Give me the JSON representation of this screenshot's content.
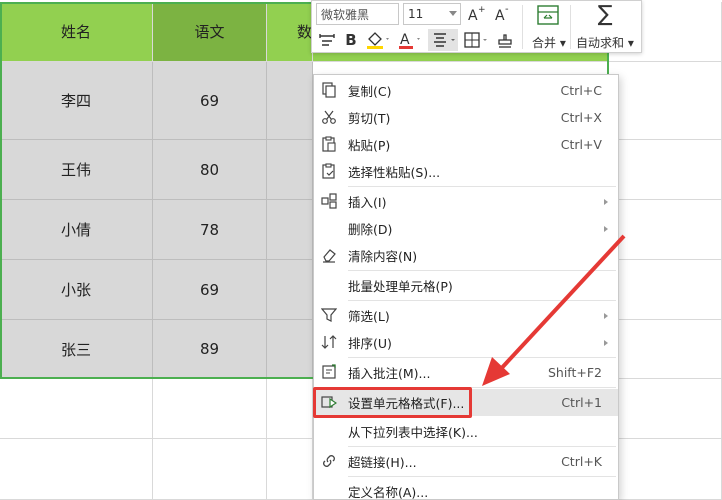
{
  "sheet": {
    "headers": [
      "姓名",
      "语文",
      "数"
    ],
    "rows": [
      [
        "李四",
        "69"
      ],
      [
        "王伟",
        "80"
      ],
      [
        "小倩",
        "78"
      ],
      [
        "小张",
        "69"
      ],
      [
        "张三",
        "89"
      ]
    ]
  },
  "minibar": {
    "font_name": "微软雅黑",
    "font_size": "11",
    "merge_label": "合并",
    "autosum_label": "自动求和"
  },
  "menu": {
    "items": [
      {
        "label": "复制(C)",
        "shortcut": "Ctrl+C",
        "icon": "copy-icon"
      },
      {
        "label": "剪切(T)",
        "shortcut": "Ctrl+X",
        "icon": "scissors-icon"
      },
      {
        "label": "粘贴(P)",
        "shortcut": "Ctrl+V",
        "icon": "paste-icon"
      },
      {
        "label": "选择性粘贴(S)...",
        "shortcut": "",
        "icon": "paste-special-icon"
      },
      {
        "label": "插入(I)",
        "shortcut": "",
        "icon": "insert-icon"
      },
      {
        "label": "删除(D)",
        "shortcut": "",
        "icon": ""
      },
      {
        "label": "清除内容(N)",
        "shortcut": "",
        "icon": "eraser-icon"
      },
      {
        "label": "批量处理单元格(P)",
        "shortcut": "",
        "icon": ""
      },
      {
        "label": "筛选(L)",
        "shortcut": "",
        "icon": "filter-icon"
      },
      {
        "label": "排序(U)",
        "shortcut": "",
        "icon": "sort-icon"
      },
      {
        "label": "插入批注(M)...",
        "shortcut": "Shift+F2",
        "icon": "comment-icon"
      },
      {
        "label": "设置单元格格式(F)...",
        "shortcut": "Ctrl+1",
        "icon": "format-cells-icon"
      },
      {
        "label": "从下拉列表中选择(K)...",
        "shortcut": "",
        "icon": ""
      },
      {
        "label": "超链接(H)...",
        "shortcut": "Ctrl+K",
        "icon": "link-icon"
      },
      {
        "label": "定义名称(A)...",
        "shortcut": "",
        "icon": ""
      }
    ]
  },
  "colors": {
    "header_green": "#92d050",
    "header_green_dark": "#7cb342",
    "data_gray": "#d8d8d8",
    "selection_green": "#4caf50",
    "annotation_red": "#e53935"
  }
}
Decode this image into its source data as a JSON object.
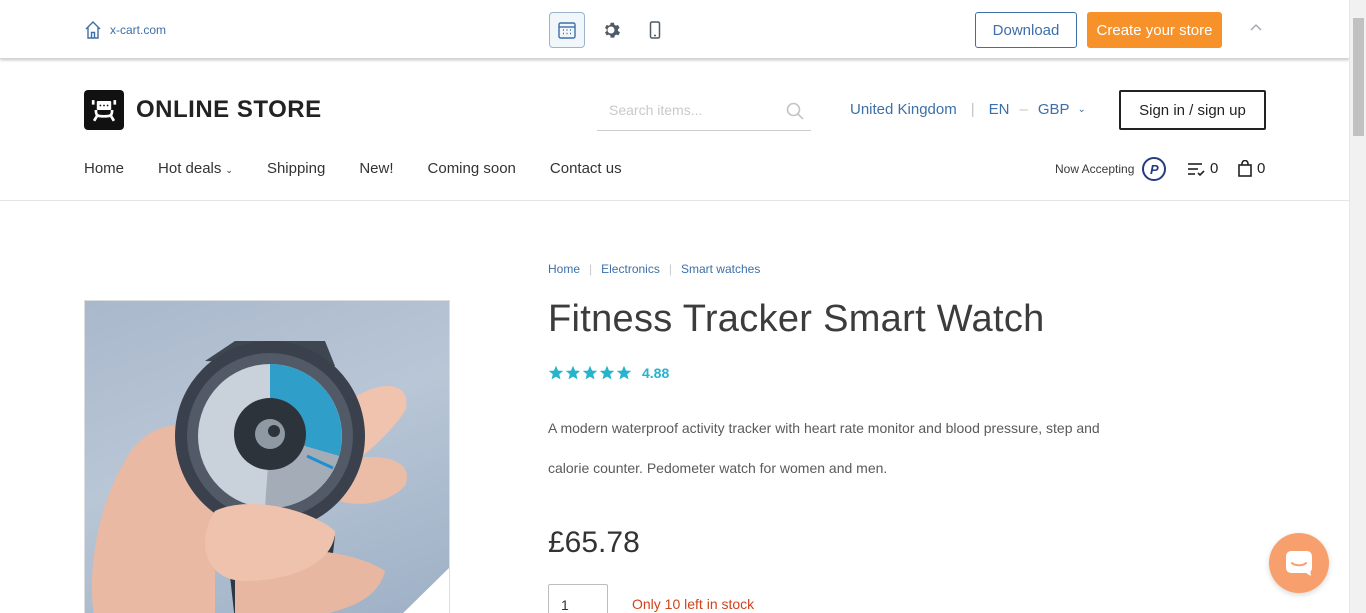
{
  "demo_bar": {
    "site_link": "x-cart.com",
    "tools": [
      "calendar-icon",
      "gear-icon",
      "mobile-icon"
    ],
    "download_label": "Download",
    "create_store_label": "Create your store",
    "colors": {
      "accent": "#3d6fa8",
      "create": "#f7922b"
    }
  },
  "header": {
    "logo_text": "ONLINE STORE",
    "search_placeholder": "Search items...",
    "country": "United Kingdom",
    "language": "EN",
    "currency": "GBP",
    "signin_label": "Sign in / sign up",
    "nav": [
      {
        "label": "Home"
      },
      {
        "label": "Hot deals"
      },
      {
        "label": "Shipping"
      },
      {
        "label": "New!"
      },
      {
        "label": "Coming soon"
      },
      {
        "label": "Contact us"
      }
    ],
    "paypal_text": "Now Accepting",
    "compare_count": "0",
    "cart_count": "0"
  },
  "product": {
    "breadcrumb": [
      "Home",
      "Electronics",
      "Smart watches"
    ],
    "title": "Fitness Tracker Smart Watch",
    "rating_stars": 5,
    "rating_value": "4.88",
    "description": "A modern waterproof activity tracker with heart rate monitor and blood pressure, step and calorie counter. Pedometer watch for women and men.",
    "price": "£65.78",
    "quantity": "1",
    "stock_text": "Only 10 left in stock",
    "colors": {
      "rating": "#26b3cc",
      "stock": "#d2421b"
    }
  }
}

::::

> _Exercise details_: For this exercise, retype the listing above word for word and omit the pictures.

> _Task output_:
Give me the JSON representation of this screenshot's content.
{
  "sheet": {
    "headers": [
      "姓名",
      "语文",
      "数"
    ],
    "rows": [
      [
        "李四",
        "69"
      ],
      [
        "王伟",
        "80"
      ],
      [
        "小倩",
        "78"
      ],
      [
        "小张",
        "69"
      ],
      [
        "张三",
        "89"
      ]
    ]
  },
  "minibar": {
    "font_name": "微软雅黑",
    "font_size": "11",
    "merge_label": "合并",
    "autosum_label": "自动求和"
  },
  "menu": {
    "items": [
      {
        "label": "复制(C)",
        "shortcut": "Ctrl+C",
        "icon": "copy-icon"
      },
      {
        "label": "剪切(T)",
        "shortcut": "Ctrl+X",
        "icon": "scissors-icon"
      },
      {
        "label": "粘贴(P)",
        "shortcut": "Ctrl+V",
        "icon": "paste-icon"
      },
      {
        "label": "选择性粘贴(S)...",
        "shortcut": "",
        "icon": "paste-special-icon"
      },
      {
        "label": "插入(I)",
        "shortcut": "",
        "icon": "insert-icon"
      },
      {
        "label": "删除(D)",
        "shortcut": "",
        "icon": ""
      },
      {
        "label": "清除内容(N)",
        "shortcut": "",
        "icon": "eraser-icon"
      },
      {
        "label": "批量处理单元格(P)",
        "shortcut": "",
        "icon": ""
      },
      {
        "label": "筛选(L)",
        "shortcut": "",
        "icon": "filter-icon"
      },
      {
        "label": "排序(U)",
        "shortcut": "",
        "icon": "sort-icon"
      },
      {
        "label": "插入批注(M)...",
        "shortcut": "Shift+F2",
        "icon": "comment-icon"
      },
      {
        "label": "设置单元格格式(F)...",
        "shortcut": "Ctrl+1",
        "icon": "format-cells-icon"
      },
      {
        "label": "从下拉列表中选择(K)...",
        "shortcut": "",
        "icon": ""
      },
      {
        "label": "超链接(H)...",
        "shortcut": "Ctrl+K",
        "icon": "link-icon"
      },
      {
        "label": "定义名称(A)...",
        "shortcut": "",
        "icon": ""
      }
    ]
  },
  "colors": {
    "header_green": "#92d050",
    "header_green_dark": "#7cb342",
    "data_gray": "#d8d8d8",
    "selection_green": "#4caf50",
    "annotation_red": "#e53935"
  }
}
Decode this image into its source data as a JSON object.
{
  "demo_bar": {
    "site_link": "x-cart.com",
    "tools": [
      "calendar-icon",
      "gear-icon",
      "mobile-icon"
    ],
    "download_label": "Download",
    "create_store_label": "Create your store",
    "colors": {
      "accent": "#3d6fa8",
      "create": "#f7922b"
    }
  },
  "header": {
    "logo_text": "ONLINE STORE",
    "search_placeholder": "Search items...",
    "country": "United Kingdom",
    "language": "EN",
    "currency": "GBP",
    "signin_label": "Sign in / sign up",
    "nav": [
      {
        "label": "Home"
      },
      {
        "label": "Hot deals"
      },
      {
        "label": "Shipping"
      },
      {
        "label": "New!"
      },
      {
        "label": "Coming soon"
      },
      {
        "label": "Contact us"
      }
    ],
    "paypal_text": "Now Accepting",
    "compare_count": "0",
    "cart_count": "0"
  },
  "product": {
    "breadcrumb": [
      "Home",
      "Electronics",
      "Smart watches"
    ],
    "title": "Fitness Tracker Smart Watch",
    "rating_stars": 5,
    "rating_value": "4.88",
    "description": "A modern waterproof activity tracker with heart rate monitor and blood pressure, step and calorie counter. Pedometer watch for women and men.",
    "price": "£65.78",
    "quantity": "1",
    "stock_text": "Only 10 left in stock",
    "colors": {
      "rating": "#26b3cc",
      "stock": "#d2421b"
    }
  }
}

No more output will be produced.